TASK INPUTS =>
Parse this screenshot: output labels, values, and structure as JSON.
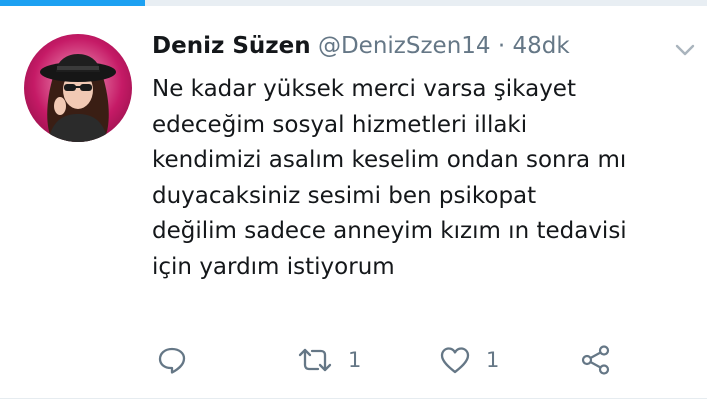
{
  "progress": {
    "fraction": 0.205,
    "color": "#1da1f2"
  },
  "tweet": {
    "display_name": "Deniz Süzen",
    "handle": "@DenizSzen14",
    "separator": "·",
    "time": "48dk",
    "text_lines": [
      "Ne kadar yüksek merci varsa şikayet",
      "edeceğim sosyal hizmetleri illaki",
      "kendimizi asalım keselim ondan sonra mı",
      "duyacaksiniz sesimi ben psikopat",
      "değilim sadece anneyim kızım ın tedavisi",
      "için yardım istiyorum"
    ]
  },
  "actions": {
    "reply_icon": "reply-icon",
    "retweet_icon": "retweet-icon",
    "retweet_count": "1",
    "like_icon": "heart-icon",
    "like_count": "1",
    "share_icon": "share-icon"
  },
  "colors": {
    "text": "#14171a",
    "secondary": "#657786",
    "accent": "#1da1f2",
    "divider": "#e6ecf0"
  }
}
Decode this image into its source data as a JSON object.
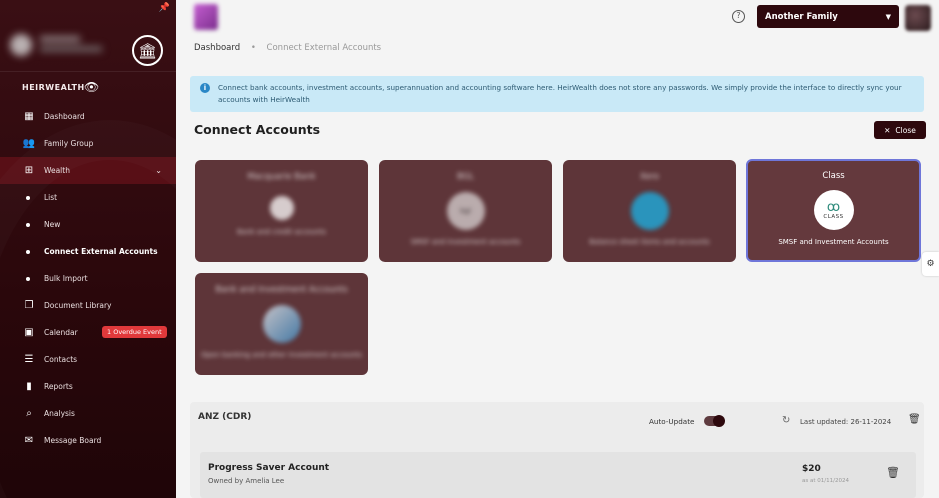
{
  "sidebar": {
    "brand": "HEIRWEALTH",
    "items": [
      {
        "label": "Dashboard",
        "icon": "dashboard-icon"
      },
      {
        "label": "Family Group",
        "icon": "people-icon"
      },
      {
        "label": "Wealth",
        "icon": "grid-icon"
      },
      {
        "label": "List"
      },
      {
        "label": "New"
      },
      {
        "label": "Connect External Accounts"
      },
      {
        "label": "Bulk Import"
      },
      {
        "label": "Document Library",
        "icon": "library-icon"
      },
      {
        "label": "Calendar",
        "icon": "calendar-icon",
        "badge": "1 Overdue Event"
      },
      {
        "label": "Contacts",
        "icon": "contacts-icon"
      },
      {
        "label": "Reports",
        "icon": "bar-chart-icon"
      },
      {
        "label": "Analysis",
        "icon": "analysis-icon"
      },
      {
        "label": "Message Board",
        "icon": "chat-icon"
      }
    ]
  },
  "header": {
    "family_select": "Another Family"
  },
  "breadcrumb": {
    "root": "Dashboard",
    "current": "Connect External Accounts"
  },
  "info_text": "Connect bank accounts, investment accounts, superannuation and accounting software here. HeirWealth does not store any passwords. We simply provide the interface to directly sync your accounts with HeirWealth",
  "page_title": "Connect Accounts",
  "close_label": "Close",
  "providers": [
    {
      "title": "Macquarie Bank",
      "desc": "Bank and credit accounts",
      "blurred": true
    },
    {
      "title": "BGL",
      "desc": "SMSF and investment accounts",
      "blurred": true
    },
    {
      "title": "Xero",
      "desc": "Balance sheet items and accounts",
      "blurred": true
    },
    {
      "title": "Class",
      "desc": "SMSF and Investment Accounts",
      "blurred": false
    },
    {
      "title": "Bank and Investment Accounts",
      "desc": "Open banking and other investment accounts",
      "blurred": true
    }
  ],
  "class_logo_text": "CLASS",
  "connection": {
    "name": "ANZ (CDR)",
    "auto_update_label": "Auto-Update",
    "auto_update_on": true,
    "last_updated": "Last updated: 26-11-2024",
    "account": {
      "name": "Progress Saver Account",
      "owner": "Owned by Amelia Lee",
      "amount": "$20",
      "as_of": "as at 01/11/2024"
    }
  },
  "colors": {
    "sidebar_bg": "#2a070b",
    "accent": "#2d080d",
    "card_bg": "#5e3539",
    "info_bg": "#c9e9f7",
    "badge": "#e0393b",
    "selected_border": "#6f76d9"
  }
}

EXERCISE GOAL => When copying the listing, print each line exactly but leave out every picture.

ANSWER =>
Parse this screenshot: output labels, values, and structure as JSON.
{
  "progress": {
    "fraction": 0.205,
    "color": "#1da1f2"
  },
  "tweet": {
    "display_name": "Deniz Süzen",
    "handle": "@DenizSzen14",
    "separator": "·",
    "time": "48dk",
    "text_lines": [
      "Ne kadar yüksek merci varsa şikayet",
      "edeceğim sosyal hizmetleri illaki",
      "kendimizi asalım keselim ondan sonra mı",
      "duyacaksiniz sesimi ben psikopat",
      "değilim sadece anneyim kızım ın tedavisi",
      "için yardım istiyorum"
    ]
  },
  "actions": {
    "reply_icon": "reply-icon",
    "retweet_icon": "retweet-icon",
    "retweet_count": "1",
    "like_icon": "heart-icon",
    "like_count": "1",
    "share_icon": "share-icon"
  },
  "colors": {
    "text": "#14171a",
    "secondary": "#657786",
    "accent": "#1da1f2",
    "divider": "#e6ecf0"
  }
}
Decode this image into its source data as a JSON object.
{
  "sidebar": {
    "brand": "HEIRWEALTH",
    "items": [
      {
        "label": "Dashboard",
        "icon": "dashboard-icon"
      },
      {
        "label": "Family Group",
        "icon": "people-icon"
      },
      {
        "label": "Wealth",
        "icon": "grid-icon"
      },
      {
        "label": "List"
      },
      {
        "label": "New"
      },
      {
        "label": "Connect External Accounts"
      },
      {
        "label": "Bulk Import"
      },
      {
        "label": "Document Library",
        "icon": "library-icon"
      },
      {
        "label": "Calendar",
        "icon": "calendar-icon",
        "badge": "1 Overdue Event"
      },
      {
        "label": "Contacts",
        "icon": "contacts-icon"
      },
      {
        "label": "Reports",
        "icon": "bar-chart-icon"
      },
      {
        "label": "Analysis",
        "icon": "analysis-icon"
      },
      {
        "label": "Message Board",
        "icon": "chat-icon"
      }
    ]
  },
  "header": {
    "family_select": "Another Family"
  },
  "breadcrumb": {
    "root": "Dashboard",
    "current": "Connect External Accounts"
  },
  "info_text": "Connect bank accounts, investment accounts, superannuation and accounting software here. HeirWealth does not store any passwords. We simply provide the interface to directly sync your accounts with HeirWealth",
  "page_title": "Connect Accounts",
  "close_label": "Close",
  "providers": [
    {
      "title": "Macquarie Bank",
      "desc": "Bank and credit accounts",
      "blurred": true
    },
    {
      "title": "BGL",
      "desc": "SMSF and investment accounts",
      "blurred": true
    },
    {
      "title": "Xero",
      "desc": "Balance sheet items and accounts",
      "blurred": true
    },
    {
      "title": "Class",
      "desc": "SMSF and Investment Accounts",
      "blurred": false
    },
    {
      "title": "Bank and Investment Accounts",
      "desc": "Open banking and other investment accounts",
      "blurred": true
    }
  ],
  "class_logo_text": "CLASS",
  "connection": {
    "name": "ANZ (CDR)",
    "auto_update_label": "Auto-Update",
    "auto_update_on": true,
    "last_updated": "Last updated: 26-11-2024",
    "account": {
      "name": "Progress Saver Account",
      "owner": "Owned by Amelia Lee",
      "amount": "$20",
      "as_of": "as at 01/11/2024"
    }
  },
  "colors": {
    "sidebar_bg": "#2a070b",
    "accent": "#2d080d",
    "card_bg": "#5e3539",
    "info_bg": "#c9e9f7",
    "badge": "#e0393b",
    "selected_border": "#6f76d9"
  }
}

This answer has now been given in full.